I should maybe take a moment here, and note that some of this story I’m telling second hand, I was either not there yet or too young to remember when some of these details were happening. I’m also not quite sure of the sequence of events, but it isn’t that important. I suspect there was some embellishment on the part of story-teller, but it still makes for a good yarn, so just bear with me.
Anyway, so let us fast forward a few years now, and now that guy is married, and has two kids, aged 4 and 2. Still in Vienna at this point, but already planning to move over the good ol’ US of A, where the lovely lady has most of her family, and of course, misses them terribly. At some point here, this guy’s stepmother decides that she is going to take that whole train set and all of its associated trimmings and trappings, and send them off to one of her nephews. Dad was apparently not consulted on this, nor was anyone else that might have had some relevant input to the decision. If I’m conveying a bit of bitterness, it is because there was some. I’ll leave it at that, since, again… this predates me, and it is hard for me to feel a lot of emotion about something that couldn’t possibly have mattered to me at that point in my life.
Ok, so there was some animosity, regret, sadness, opportunity missed for some quality Dad/son time there, and life went on.
Another fast forward, and here I am, now a Dad myself. Two kids, 4 and almost 2. And lo, check it out. Opa David (my Dad-in-Law) decides to send us his trains. Once again, these are the old school variety. I haven’t done a complete inventory yet. I do know that there are at least there are two locomotives, at least 3 cars, and a whole mess of track. There are two of the “transformer” boxes that let you regulate the speed and direction of the train.
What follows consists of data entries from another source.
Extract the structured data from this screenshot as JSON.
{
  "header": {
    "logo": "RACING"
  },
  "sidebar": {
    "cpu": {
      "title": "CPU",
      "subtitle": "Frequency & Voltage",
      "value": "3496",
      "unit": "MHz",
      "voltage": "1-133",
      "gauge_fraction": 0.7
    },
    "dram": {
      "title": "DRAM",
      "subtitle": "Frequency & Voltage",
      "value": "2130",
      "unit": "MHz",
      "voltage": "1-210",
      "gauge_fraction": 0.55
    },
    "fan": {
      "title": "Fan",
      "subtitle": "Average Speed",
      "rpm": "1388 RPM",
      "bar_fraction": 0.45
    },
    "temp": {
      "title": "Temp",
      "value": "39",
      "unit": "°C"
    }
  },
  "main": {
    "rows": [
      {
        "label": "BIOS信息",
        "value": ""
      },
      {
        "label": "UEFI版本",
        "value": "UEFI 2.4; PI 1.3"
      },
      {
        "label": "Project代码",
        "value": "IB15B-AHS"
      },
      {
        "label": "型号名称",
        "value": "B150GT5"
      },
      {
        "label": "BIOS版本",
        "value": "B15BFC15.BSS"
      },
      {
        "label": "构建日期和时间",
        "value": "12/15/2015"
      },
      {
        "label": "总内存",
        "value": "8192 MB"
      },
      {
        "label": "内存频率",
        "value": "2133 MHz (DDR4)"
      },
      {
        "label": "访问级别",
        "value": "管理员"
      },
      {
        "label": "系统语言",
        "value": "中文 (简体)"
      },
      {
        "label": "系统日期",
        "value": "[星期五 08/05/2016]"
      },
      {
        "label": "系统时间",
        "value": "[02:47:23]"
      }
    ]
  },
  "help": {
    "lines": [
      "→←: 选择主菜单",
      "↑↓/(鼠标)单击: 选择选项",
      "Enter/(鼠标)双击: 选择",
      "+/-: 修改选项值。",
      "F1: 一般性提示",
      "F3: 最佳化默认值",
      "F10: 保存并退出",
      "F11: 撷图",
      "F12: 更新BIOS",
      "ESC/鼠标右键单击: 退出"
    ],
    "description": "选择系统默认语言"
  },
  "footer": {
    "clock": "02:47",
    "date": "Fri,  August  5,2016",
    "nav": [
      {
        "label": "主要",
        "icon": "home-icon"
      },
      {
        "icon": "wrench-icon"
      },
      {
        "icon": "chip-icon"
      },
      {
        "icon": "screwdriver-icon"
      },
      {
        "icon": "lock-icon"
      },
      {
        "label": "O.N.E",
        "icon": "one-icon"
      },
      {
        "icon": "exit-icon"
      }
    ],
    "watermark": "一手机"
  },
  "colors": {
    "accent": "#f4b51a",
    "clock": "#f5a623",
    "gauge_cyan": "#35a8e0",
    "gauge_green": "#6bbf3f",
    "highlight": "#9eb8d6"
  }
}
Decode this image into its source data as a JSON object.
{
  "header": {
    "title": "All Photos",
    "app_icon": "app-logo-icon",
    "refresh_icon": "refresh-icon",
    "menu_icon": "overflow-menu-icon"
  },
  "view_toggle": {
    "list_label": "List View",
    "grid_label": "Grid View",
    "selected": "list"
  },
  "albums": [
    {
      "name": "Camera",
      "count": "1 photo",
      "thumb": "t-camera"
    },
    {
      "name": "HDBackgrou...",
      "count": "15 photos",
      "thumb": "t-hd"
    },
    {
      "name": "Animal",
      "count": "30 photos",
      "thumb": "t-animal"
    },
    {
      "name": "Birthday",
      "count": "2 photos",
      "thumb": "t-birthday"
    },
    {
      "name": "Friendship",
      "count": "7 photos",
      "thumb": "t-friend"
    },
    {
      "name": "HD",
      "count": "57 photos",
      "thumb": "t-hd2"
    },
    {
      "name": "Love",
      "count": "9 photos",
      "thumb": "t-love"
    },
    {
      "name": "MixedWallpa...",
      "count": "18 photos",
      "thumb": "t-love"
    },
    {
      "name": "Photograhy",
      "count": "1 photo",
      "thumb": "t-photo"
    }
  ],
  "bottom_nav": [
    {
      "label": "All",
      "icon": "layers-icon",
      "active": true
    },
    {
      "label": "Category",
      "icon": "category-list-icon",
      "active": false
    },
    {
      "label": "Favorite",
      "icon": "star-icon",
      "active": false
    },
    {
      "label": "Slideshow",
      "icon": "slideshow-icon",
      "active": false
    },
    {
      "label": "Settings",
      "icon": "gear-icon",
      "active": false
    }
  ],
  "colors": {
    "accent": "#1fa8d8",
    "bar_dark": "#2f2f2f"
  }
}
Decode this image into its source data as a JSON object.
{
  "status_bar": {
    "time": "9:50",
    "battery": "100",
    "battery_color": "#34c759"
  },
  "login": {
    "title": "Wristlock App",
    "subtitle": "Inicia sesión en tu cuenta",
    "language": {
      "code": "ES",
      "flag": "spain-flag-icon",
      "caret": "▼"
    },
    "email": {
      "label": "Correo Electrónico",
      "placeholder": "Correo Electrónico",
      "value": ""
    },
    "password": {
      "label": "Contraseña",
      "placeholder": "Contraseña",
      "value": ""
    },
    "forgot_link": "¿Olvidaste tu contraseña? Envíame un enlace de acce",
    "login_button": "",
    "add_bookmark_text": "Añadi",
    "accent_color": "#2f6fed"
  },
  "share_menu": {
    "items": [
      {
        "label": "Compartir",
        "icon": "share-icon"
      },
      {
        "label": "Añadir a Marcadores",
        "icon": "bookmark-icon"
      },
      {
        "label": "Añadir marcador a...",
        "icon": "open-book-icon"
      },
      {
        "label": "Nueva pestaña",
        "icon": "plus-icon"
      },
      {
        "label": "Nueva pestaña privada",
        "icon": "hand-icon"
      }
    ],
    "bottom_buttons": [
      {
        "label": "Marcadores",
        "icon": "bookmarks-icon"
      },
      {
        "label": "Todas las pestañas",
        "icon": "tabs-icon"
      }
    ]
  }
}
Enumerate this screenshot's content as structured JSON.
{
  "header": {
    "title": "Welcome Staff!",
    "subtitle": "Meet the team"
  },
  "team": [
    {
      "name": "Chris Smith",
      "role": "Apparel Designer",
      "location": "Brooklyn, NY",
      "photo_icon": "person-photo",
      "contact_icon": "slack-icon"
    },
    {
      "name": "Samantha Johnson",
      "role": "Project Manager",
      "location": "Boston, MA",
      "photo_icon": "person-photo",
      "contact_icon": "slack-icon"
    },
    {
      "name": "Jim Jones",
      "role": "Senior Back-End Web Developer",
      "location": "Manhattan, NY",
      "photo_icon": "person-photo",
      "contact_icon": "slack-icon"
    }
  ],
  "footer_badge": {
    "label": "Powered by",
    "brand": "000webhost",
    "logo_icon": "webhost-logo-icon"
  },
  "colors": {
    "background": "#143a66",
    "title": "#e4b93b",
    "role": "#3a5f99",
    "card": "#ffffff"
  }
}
There will need to be some cleaning, probably a few parts that need to be replaced, but even with the very limited stuff we set up today, we were able to get a functioning oval of track around the Christmas tree with one of the locomotives and two cars hanging off behind. It throws off a few sparks here and there, lights flicker on some particular rusty bits of track, but it runs!
This will be a long project, spanning a bunch of years, especially since the kids are pretty young still. This kind of thing, I believe, is a labor of love, with long hours spent with sandpaper, modelling glue, and linear miles of wire so that the little streetlights will all turn on when the room gets dark. Perhaps I’m letting my imagination get away from me a bit here, but … well, what good is that darn thing for anyway, if not to close your eyes and let it run a bit wild the possibilities.
So thank you Opa David. Someday, Madeline and Nicholas will come to appreciate what I already know… just how special a gift this is.
Happy Holidays to all!